What Marriage Means (According to Rush Limbaugh)
Editor’s note: This post is part VI of the Etch A President Saga, a satirical series on the 2012 Election campaign.
“By the way, why is marriage called matrimony? Well, matrimony implies mater, M-a-t-e-r. Maternal. What does that mean? Woman. Means woman. Patri is father. As in patricide, kill your kids. But matrimony, ‘cause you gotta have motherhood in there.”
At a campaign fundraiser for Mitt Romney, the presumed Republican presidential candidate seeks counsel from conservative radio talk show host Rush Limbaugh. The robotic candidate, who, as previously established, is actually a cyborg operated by the Mormon Church and Bain Capital, needs to clarify his flip-flopping position on gay marriage.
“Rush, you’re resolute, unchanging, steadfast,” says Mitt Romney. “Nobody would call you an Etch A Sketch pundit. You speak your mind, no holds barred, and the base respects you for that.”
“We’ve got to do everything possible to beat Barack the Magic Negro.”
“Not my choice of words, but I agree in principle with you on many issues. I even stood by you when you called the law student Sandra Fluke a ‘slut’ for testifying in support of contraception. Some top Republican politicians were distancing themselves from you, but all I said was that ‘it wouldn’t have been my word choice.’”
“It’s pretty simple: Feminism was established to allow unattractive women easier access to the mainstream.”
“Meanwhile President Obama was telephoning her personally to offer his support.”

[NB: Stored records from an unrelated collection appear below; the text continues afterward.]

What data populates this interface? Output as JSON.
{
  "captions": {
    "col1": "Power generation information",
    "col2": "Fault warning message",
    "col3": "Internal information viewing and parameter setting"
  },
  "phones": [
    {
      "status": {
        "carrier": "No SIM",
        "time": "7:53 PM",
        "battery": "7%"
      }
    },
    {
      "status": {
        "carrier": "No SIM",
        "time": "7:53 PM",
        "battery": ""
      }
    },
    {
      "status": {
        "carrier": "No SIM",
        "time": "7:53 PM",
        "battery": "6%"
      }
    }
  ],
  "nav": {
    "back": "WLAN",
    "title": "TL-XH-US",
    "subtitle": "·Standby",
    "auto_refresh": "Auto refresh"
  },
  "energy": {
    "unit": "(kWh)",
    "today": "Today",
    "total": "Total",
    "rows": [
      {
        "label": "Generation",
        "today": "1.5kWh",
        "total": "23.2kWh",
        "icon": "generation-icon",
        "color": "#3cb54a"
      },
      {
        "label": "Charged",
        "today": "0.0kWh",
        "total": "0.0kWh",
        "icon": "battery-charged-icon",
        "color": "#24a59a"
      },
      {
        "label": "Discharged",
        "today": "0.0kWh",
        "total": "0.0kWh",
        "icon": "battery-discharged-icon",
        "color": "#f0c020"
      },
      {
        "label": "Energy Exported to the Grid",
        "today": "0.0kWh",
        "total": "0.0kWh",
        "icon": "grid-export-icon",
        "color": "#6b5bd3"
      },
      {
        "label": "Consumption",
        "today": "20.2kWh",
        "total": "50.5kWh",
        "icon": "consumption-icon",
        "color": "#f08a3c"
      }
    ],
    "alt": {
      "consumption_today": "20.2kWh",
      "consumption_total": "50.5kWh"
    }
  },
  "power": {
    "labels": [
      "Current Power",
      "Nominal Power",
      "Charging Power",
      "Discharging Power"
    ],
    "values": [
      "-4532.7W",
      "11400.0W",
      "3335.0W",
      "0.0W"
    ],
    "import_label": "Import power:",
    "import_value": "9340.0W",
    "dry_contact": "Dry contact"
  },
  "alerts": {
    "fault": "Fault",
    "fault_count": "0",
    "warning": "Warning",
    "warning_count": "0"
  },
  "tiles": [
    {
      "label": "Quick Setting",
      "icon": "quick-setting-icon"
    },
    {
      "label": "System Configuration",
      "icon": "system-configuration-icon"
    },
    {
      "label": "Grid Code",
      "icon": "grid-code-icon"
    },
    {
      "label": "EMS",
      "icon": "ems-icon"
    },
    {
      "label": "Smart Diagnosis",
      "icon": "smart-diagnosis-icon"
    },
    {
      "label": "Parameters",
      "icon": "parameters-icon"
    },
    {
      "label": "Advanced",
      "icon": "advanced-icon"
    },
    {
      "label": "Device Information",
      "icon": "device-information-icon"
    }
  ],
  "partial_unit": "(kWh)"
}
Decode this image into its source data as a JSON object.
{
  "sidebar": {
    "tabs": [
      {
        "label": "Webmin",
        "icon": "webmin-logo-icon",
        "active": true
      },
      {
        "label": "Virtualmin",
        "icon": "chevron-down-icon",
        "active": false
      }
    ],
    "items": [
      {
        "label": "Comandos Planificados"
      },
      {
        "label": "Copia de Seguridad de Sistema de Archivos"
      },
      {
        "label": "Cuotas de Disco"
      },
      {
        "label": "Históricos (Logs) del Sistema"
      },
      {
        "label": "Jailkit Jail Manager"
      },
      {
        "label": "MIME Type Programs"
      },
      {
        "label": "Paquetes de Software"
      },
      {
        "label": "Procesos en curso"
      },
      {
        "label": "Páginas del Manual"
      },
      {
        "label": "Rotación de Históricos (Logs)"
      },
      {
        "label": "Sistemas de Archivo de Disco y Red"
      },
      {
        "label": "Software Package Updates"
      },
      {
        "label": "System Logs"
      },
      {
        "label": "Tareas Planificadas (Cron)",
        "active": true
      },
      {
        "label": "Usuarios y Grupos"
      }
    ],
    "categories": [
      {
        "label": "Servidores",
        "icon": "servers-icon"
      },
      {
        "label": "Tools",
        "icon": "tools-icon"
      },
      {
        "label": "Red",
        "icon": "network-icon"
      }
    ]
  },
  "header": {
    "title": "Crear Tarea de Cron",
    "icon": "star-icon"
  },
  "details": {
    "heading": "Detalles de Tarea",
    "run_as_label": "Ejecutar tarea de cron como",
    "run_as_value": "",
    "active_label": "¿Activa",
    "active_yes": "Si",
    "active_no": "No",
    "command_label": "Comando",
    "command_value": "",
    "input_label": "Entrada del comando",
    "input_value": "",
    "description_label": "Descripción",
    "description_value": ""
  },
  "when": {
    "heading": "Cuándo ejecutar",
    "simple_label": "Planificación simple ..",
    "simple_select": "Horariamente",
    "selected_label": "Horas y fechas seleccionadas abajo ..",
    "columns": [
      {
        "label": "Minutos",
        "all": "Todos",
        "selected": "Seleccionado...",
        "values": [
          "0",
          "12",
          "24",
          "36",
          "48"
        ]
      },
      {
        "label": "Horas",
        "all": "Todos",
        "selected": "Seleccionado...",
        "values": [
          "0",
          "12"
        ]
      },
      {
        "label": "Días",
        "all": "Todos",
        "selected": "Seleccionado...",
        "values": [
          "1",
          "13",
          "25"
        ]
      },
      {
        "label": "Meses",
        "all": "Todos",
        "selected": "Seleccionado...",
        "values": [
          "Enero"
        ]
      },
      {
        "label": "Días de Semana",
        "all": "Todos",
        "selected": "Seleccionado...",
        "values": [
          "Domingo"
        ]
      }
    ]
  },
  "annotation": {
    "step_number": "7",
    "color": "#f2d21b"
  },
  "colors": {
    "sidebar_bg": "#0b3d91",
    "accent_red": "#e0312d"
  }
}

“Like a dog in heat,” says Rush.
“Again, not the word choice I was thinking . . .”
“Like a baby to the nipple.”
“Well . . .”
“Like a Mormon to poly . . .”
“Now as I was saying,” says Mitt. “You’ve got a strong moral compass and a large group of followers. And I need your support to help make America great again.”
“Here’s some advice, to start,” says Rush. “You’ve got to be more forceful, more confident, more bombastic. You can’t be tip-toeing around your gay friends’ feelings like you were this week when it comes to the question of gay marriage, for example.”
“I’m listening, Rush.”
“It ain’t rocket science,” says Rush. “Words have to have meaning, right? Marriage comes from the Latin root marītāre, meaning ‘to provide with a husband or wife.’ That’s what the word means, end of story. We can’t go around changing definitions of words willy nilly, can we?”
“Very true,” says Mitt.
“Or take the word Lord. You’re a religious man, so you’ll know that the word derives from the Anglo-Saxon hlaford, which was composed of hlaf and weard, and means loaf-ward.”
“The Lord watches over our bread,” says Mitt. “How inspiring.”
“That’s similar in root to Lady, from the Anglo-Saxon hlaefdige, or loaf-maid. Which is why women will always belong in the kitchen, making the meals. We can’t just change the definition of Lady now, can we?”
“Umm . . .”
“Or consider assassin. The word is an evolution of hashishashin, referring to Muslims during the Crusades who murdered while under the influence of hashish. That’s why it’s okay to assassinate a Muslim, such as Osama bin Laden, because they killed so many Christians. That’s also why you shouldn’t smoke hashish. Turns you into an assassin. It’s all in the etymology, I’m not making this up.”
“I didn’t know that,” says Mitt. “There is something deadly about the marijuana plant.”
“I could go on all day. When my kids are chewing on their nails, I tell them to stop being rodents, because the word rodent comes from the Latin word rodere, meaning to gnaw. Or consider the word pacifier; it means one who appeases. And we Republicans don’t appease. We win. And that’s why pacifiers should be outlawed for children.”
“Now we can only take this so far,” says Mitt.
“Words don’t lie, Mitt, people do. Look at the word senator, from the Latin senex and related to senile. Which is why the Democratic-controlled Senate is dysfunctional, and why it’s good that the Tea Party ousted Senator Richard Lugar this week, even if he was a Republican.”
“But a Republican Senate would still be called the Senate,” says Mitt.
“Now don’t try and get all elitist with me,” says Rush. “That’s you’re problem. You think too much.”
“But then what about avocados? I believe the word comes from Aztec ahucatl, after their word for testicle.”
“Don’t eat them. Barbaric. Do you eat them, Mitt?”
“Ah, well, as I’ve stated in the past, I won’t prejudge someone’s right to eat avocados, although I personally believe that this is a decision that can only be made between a man or a woman and his or her avocado, on a state by state basis, of course.”
“Don’t tell me you also need to consult your kids for an answer,” says Rush. “A more intelligent pundit than myself has said that campaigns are not a fight over who has the best answer to a question, but rather who gets to ask the question. And don’t let the halfrican American decide the question. Because this year’s question is the economy, stupid.”